(Data provided begins)

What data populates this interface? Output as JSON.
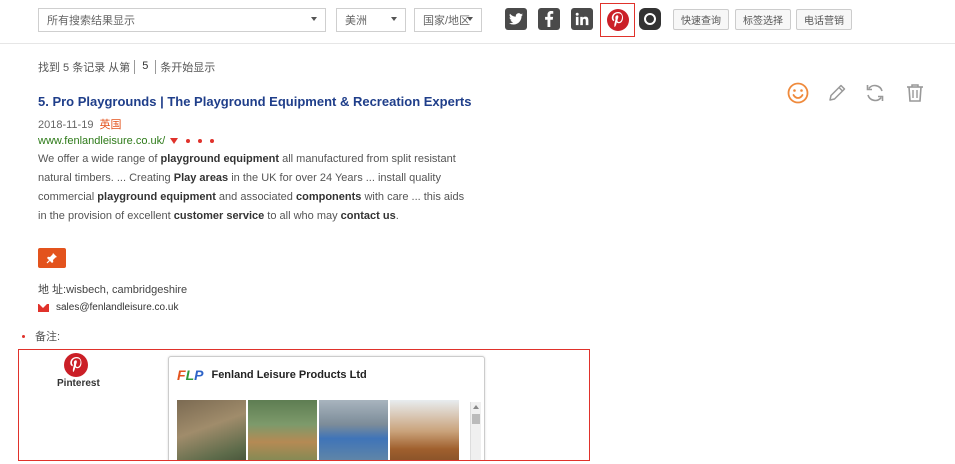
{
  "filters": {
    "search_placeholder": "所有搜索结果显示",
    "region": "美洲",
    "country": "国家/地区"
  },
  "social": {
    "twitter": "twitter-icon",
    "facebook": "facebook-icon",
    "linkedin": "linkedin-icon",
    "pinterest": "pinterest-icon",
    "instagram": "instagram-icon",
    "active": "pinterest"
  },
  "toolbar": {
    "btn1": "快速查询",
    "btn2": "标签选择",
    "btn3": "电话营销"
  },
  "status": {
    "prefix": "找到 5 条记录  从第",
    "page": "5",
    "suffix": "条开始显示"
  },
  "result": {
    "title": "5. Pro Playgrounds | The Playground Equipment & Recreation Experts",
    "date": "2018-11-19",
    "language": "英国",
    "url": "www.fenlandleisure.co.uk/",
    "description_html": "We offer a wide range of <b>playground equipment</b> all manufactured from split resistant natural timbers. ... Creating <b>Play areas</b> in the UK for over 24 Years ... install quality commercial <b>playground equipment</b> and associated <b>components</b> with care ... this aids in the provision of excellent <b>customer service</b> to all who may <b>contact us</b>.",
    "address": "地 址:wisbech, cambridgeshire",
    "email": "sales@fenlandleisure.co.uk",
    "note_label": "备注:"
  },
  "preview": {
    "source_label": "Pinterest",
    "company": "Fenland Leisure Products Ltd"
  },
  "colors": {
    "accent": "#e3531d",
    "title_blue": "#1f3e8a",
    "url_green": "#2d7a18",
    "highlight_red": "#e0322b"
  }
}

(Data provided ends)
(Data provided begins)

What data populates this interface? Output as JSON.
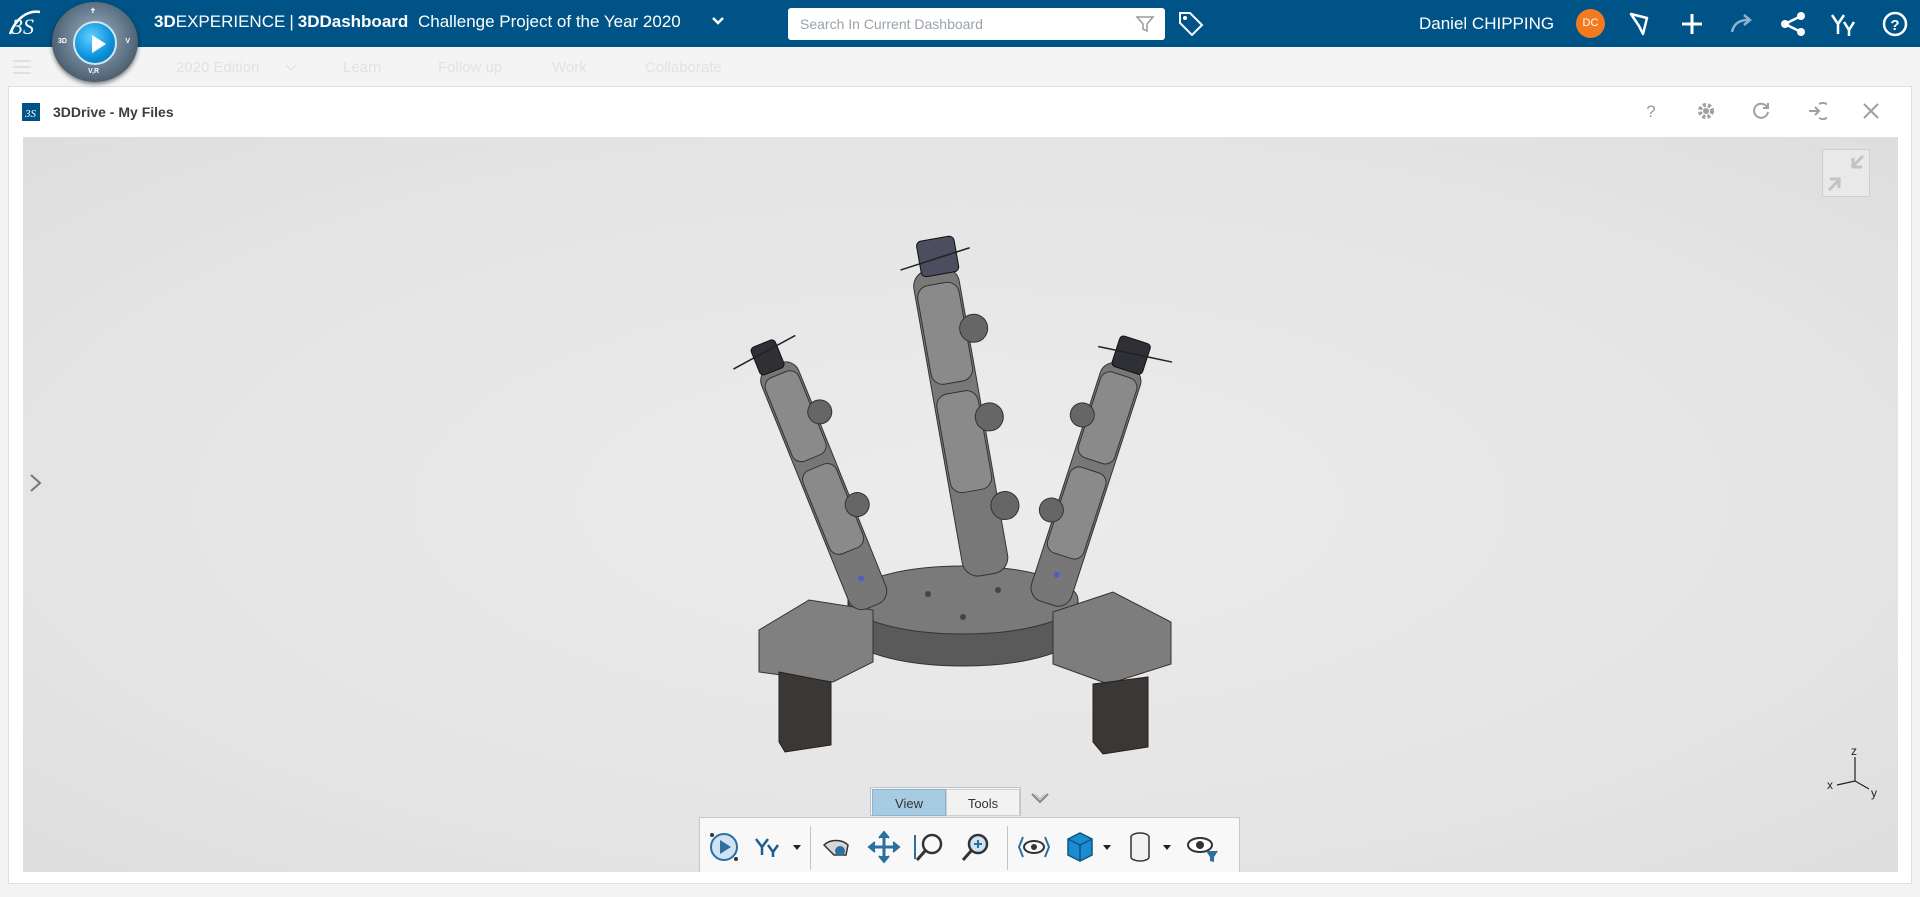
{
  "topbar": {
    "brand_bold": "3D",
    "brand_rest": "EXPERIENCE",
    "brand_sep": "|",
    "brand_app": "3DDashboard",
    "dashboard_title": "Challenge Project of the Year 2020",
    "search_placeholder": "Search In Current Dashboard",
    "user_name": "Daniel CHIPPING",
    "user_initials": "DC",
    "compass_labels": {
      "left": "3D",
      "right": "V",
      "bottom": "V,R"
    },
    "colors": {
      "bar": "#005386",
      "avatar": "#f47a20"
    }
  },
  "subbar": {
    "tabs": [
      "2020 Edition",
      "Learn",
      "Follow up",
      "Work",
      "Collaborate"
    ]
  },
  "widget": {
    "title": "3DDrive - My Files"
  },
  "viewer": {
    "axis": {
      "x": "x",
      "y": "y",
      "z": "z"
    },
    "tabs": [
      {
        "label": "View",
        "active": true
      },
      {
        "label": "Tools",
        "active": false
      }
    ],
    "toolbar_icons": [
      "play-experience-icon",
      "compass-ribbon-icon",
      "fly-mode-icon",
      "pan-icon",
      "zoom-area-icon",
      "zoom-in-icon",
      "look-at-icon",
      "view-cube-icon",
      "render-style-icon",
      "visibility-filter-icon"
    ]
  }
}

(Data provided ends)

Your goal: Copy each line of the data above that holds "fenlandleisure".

Reply:
    "url": "www.fenlandleisure.co.uk/",
    "email": "sales@fenlandleisure.co.uk",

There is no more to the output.